“The type of archaic hunting seen in the recently posted video… is unacceptable,” Alberta’s Ministry of Environment and Parks said in response to the controversy. “We will introduce a ban on spear hunting this fall.” The department also ordered fish and wildlife officers to see if any charges can be laid under already existing laws.
The blade that Bowmar attached to his spear was 13 centimeters wide and 40 centimeters long. That’s over five inches wide and over a foot long (about 16 inches). It was the equivalent of being hit with a flying ax.
The day before, Bowmar’s wife wounded a bear with a crossbow, and didn’t find the bear until the next day. Who knows how many hours that creature suffered. Neither bear deserved this treatment from these two people. If they did this to a dog or a horse, they’d be in jail for animal cruelty. Let’s hope the authorities are able to bring a case against the two.
There is malice in the world—people with not an ounce of compassion and the ability and desire to inflict great pain. It’s sickening to know that this couple celebrated their cruelty and documented it on a GoPro so they could enjoy it, replaying the experience and getting some sort of warped kick from it.
I am very glad that Alberta’s government is planning on banning spearing as a method of trophy hunting. Certainly it is a method more ethically minded hunters abhor. While they’re at it, officials should end baiting of bears and other animals like wolves and coyotes—a deeply unethical activity that involves luring hungry animals with food and shooting them when they are exposed and vulnerable, unaware of the lurking threat.

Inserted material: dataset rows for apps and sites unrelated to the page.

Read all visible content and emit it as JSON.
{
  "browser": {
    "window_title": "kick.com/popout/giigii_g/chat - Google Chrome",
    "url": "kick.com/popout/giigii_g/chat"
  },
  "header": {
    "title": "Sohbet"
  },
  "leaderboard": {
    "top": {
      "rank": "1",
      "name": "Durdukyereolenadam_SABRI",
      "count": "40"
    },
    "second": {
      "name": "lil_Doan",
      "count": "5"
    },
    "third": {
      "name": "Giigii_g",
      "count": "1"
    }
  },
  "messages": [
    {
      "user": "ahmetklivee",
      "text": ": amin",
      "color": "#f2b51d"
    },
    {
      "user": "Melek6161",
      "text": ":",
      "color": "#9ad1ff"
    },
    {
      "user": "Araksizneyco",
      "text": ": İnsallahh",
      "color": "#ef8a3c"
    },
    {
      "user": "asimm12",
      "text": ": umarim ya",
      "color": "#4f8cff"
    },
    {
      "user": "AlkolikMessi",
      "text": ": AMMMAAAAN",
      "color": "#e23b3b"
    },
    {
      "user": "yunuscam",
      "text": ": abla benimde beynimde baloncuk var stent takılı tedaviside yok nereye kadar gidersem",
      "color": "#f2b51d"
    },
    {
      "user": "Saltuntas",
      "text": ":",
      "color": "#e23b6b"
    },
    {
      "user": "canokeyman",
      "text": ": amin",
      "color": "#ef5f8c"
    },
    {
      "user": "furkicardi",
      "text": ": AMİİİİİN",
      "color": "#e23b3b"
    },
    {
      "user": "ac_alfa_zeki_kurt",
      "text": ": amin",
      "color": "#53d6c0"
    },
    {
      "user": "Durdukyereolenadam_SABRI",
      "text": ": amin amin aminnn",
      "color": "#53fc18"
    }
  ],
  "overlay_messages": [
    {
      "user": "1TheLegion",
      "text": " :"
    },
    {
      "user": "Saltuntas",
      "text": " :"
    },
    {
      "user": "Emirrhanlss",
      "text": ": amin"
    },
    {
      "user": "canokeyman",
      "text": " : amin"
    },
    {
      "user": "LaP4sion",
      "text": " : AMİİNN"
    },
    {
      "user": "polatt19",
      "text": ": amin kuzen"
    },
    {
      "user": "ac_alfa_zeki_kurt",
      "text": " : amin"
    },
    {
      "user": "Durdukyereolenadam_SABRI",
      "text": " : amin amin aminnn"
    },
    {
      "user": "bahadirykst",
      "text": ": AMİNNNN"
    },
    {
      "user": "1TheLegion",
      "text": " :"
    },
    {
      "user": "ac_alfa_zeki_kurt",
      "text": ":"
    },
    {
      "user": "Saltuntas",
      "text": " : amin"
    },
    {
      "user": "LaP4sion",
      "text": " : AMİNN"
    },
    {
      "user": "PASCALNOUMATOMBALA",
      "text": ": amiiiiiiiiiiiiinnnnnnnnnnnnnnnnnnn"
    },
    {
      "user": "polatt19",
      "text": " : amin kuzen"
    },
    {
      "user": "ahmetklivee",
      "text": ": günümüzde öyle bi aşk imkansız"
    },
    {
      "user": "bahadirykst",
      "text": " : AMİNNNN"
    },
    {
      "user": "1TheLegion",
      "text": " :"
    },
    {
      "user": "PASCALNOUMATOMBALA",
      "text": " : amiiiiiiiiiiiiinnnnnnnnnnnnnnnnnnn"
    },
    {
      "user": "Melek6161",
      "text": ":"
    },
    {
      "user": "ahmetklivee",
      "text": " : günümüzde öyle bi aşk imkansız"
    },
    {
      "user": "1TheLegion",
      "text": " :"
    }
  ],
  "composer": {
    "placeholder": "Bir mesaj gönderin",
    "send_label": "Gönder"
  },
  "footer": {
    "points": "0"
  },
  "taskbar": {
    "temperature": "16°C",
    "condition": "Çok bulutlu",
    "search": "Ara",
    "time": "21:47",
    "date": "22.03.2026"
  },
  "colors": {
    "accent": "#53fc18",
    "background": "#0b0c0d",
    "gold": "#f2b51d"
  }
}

It’s not allowed for waterfowl hunting and it’s banned in most states and provinces for deer, elk, and moose hunting. It’s a relic of yesteryear to allow this method for predator hunting. And it’s the only way that Bowmar could get close enough to a bear to slay the animal with a spear.
In fact, it’s probably a good time for Alberta to listen to the public on the broader issue of trophy hunting—killing animals as a head-hunting exercise. Polling shows Canadians are deeply opposed to it, including the overwhelming majority of Albertans. It’s not enough that we as a society—and our governments—respond to the latest cases of cruelty and prevent its most appalling forms from recurring. We must get ahead of the larger, fundamental problem and lift our sights and establish a new normal when it comes to our treatment of wildlife. Shooting them for bragging rights and wall mounts is a practice that cannot stand the test of time and is inconsistent with the values of a society that gives regard to animals.